Finding out that your partner is having an affair can be devastating, shaking you to your core, leaving you feeling unmoored and vulnerable. To use the analogy of a relationship being like a house, infidelity tears the house down to the foundation. Like the aftermath of any disaster, you might wonder if it’s worth rebuilding, or if you should just cut your losses and walk away while you’re still in one piece. Like most things, the answer isn’t black and white. Here are the three primary factors to explore when you’re considering rebuilding your relationship after infidelity.
- Your partner’s capacity for atonement: Psychologist Dr. Shirley Glass noted that the hurt partner often demonstrates symptoms of PTSD in the aftermath of an affair. Hypervigilance, intrusive thoughts, loss of interest, intense feelings of anger, shame, grief and hopelessness about the future are all common after learning that your partner has had an affair. It is important that the partner who strayed is aware and sensitive to their partner’s intense emotional experience and provide empathy, support and validation. Transparency is key when healing from an affair. The hurt partner is most likely feeling betrayed, insecure, and fearful. It’s important that their partner is fully transparent. The hurt partner may ask for emails, passwords to social media, access to phone, etc. This might feel invasive to the partner who strayed, but this offering of transparency is a vital piece of demonstrating trust. *Note: Transparency is important, but it should not include sexual details of the affair, which can be retraumatizing to the hurt partner. A therapist trained in couples therapy can help manage these difficult conversations and avoid details that may be damaging.

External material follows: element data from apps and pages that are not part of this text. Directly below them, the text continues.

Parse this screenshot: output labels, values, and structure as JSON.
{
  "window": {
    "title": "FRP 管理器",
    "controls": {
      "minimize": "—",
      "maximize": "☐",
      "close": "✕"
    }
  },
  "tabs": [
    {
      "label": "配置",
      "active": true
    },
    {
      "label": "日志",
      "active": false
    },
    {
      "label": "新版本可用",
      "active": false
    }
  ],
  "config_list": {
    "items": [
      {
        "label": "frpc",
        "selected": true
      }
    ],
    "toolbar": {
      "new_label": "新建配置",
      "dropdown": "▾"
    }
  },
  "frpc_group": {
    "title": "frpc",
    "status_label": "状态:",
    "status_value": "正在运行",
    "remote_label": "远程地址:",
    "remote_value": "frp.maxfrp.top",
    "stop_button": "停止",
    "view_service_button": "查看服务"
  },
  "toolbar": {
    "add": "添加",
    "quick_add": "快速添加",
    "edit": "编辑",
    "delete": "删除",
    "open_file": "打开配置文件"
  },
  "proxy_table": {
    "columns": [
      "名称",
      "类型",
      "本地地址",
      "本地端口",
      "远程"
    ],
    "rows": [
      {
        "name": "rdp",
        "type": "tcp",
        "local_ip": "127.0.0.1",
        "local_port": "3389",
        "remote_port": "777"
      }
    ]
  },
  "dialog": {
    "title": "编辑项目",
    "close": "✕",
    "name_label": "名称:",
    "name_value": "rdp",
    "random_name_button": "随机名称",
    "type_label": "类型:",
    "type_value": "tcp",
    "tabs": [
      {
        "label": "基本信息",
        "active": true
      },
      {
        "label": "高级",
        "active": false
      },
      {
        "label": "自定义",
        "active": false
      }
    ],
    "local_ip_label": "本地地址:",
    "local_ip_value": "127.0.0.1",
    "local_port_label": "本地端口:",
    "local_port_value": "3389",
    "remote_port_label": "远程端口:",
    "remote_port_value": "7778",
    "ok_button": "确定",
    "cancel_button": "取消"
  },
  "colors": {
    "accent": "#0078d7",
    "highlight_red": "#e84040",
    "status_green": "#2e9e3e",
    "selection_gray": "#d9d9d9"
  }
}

- How did we get here?: The hurt partner will likely attempt to piece the whole thing together, like a puzzle, so they can clearly see what led their partner to turn outside of the relationship. The whys are relevant, but they are also tricky territory, as the hurt partner can feel blamed if not handled carefully. Couples therapist and researcher John Gottman advises couples to refrain from discussing the whys until healing through atonement has taken place. Discussing an emotionally charged topic like this requires communication skills like connectedness, empathy, and active listening between partners. To be clear, infidelity is never the hurt partner’s fault, but rather evidence of a breakdown in the system. It’s helpful to the healing process for both partners to identify how they have each contributed to the situation. Regardless of whether the couple stays together, having this insight about yourself and your partner is helpful knowledge in any relationship in the future.
- Our Marriage, the 2nd Act: In couples therapy, the idea that after an affair your first marriage is over and if you choose to stay together, that is when your second marriage begins. While this concept resonates with some couples, others find the idea of ending their “first marriage” unsettling and too final. A possible compromise is to think of your marriage after an infidelity as a 2nd Act that acts as a continuation of the story from the 1st Act, but also marks a new beginning and offers an opportunity for character growth and plot development. The 2nd Act is when a couple reemerges and puts the relationship back together. Again, if we think of the relationship as a house, this is the rebuilding stage where friendship, connection, trust, and intimacy serve as the foundation.
As you can imagine, healing from an affair is a difficult journey, and many couples find it beneficial to enlist the help of a therapist trained in couples therapy. Processing infidelity in your relationship, in addition to exploring the work that it takes to repair your relationship are two major steps you may be currently taking. It is enough work to take in the above information to help you decide if you are up for this journey to heal the relationship. This is hard work, and it’s even harder work to do on your own. A trained couples therapist can help a couple stay on track, steer clear of un helpful and potentially damaging conversations, and has the tools to help you rebuild when the if and when the time is right.